But what if there’s no obvious root case and the query is just deemed expensive enough to warrant a parallel plan?

Preventing parallelism

Among other things, the Query Optimizer decides to produce a parallel query plan if the serial plan has a higher cost than the cost threshold for parallelism, an sp_configure setting for the instance. The cost threshold for parallelism (or CTFP) is set to five by default, which means that a plan doesn’t have to be very expensive to trigger the creation of a parallel plan.

One of the easiest ways to prevent unwanted parallelism is to increase the CTFP to a much higher number, with the higher you set it, the less likely parallel plans will be created. Some people advocate setting CTFP to somewhere between 25 and 50, but as with all tweakable settings, it’s best to test various values and see what works best for your environment. If you’d like a bit more of a programmatic method to help picking a good CTFP value, Jonathan wrote a blog post showing a query to analyze the plan cache and produce a suggested value for CTFP. As examples, we have one client with CTFP set to 200, and another set to the maximum – 32767 – as a way of forcibly preventing any parallelism whatsoever.

You might wonder why the second client had to use CTFP as a sledgehammer method for preventing parallelism when you’d think they could simply set the server ‘max degree of parallelism’ (or MAXDOP) to 1. Well, anyone with any permission level can specify a query MAXDOP hint and override the server MAXDOP setting, but CTFP cannot be overridden.

And that’s another method of limiting parallelism – setting a MAXDOP hint on the query you don’t want to go parallel.

You could also lower the server MAXDOP setting, but that’s a drastic solution as it can prevent everything from using parallelism. It’s common nowadays for servers to have mixed workloads, for instance with some OLTP queries and some reporting queries.

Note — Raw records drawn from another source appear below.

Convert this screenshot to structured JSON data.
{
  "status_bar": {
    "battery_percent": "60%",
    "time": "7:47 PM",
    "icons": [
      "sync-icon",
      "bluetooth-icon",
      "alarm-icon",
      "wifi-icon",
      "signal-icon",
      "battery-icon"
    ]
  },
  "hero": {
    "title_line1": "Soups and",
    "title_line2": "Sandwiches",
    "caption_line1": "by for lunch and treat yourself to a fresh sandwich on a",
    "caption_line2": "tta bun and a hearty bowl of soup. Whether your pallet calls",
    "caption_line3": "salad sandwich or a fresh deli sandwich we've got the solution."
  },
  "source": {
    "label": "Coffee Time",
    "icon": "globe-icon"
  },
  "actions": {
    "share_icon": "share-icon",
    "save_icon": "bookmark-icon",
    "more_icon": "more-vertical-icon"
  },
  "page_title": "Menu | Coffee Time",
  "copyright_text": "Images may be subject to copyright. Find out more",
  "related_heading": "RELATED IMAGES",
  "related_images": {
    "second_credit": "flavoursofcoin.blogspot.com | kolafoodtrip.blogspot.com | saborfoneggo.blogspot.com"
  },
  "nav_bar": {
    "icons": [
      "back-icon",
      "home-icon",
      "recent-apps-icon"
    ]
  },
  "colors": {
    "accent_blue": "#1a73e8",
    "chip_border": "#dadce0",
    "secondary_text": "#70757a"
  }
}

If you lower the server MAXDOP, you’re going to hobble the performance of the reporting queries.

A better solution when there’s a mixed workload would be to use CTFP as I described above or to utilize Resource Governor (which is Enterprise-only I’m afraid). You can use Resource Governor to separate the workloads into workload groups, and then set a MAX_DOP (the underscore isn’t a typo) for each workload group. And the good thing about using Resource Governor is that the MAX_DOP cannot be overridden by a MAXDOP query hint.


Don't fall into the trap of thinking that CXPACKET waits automatically mean you’ve got bad parallelism happening, and certainly don’t follow some of the Internet advice I’ve seen of slamming the server by setting MAXDOP to 1. Take the time to investigate why you’re seeing CXPACKET waits and whether it’s something to be addressed or just an artifact of a workload that’s running correctly.

As far as general wait statistics are concerned, you can find more information about using them for performance troubleshooting in:

In the next article in the series, I'll discuss skewed parallelism and give you a simple way to see it happening. Until then, happy troubleshooting!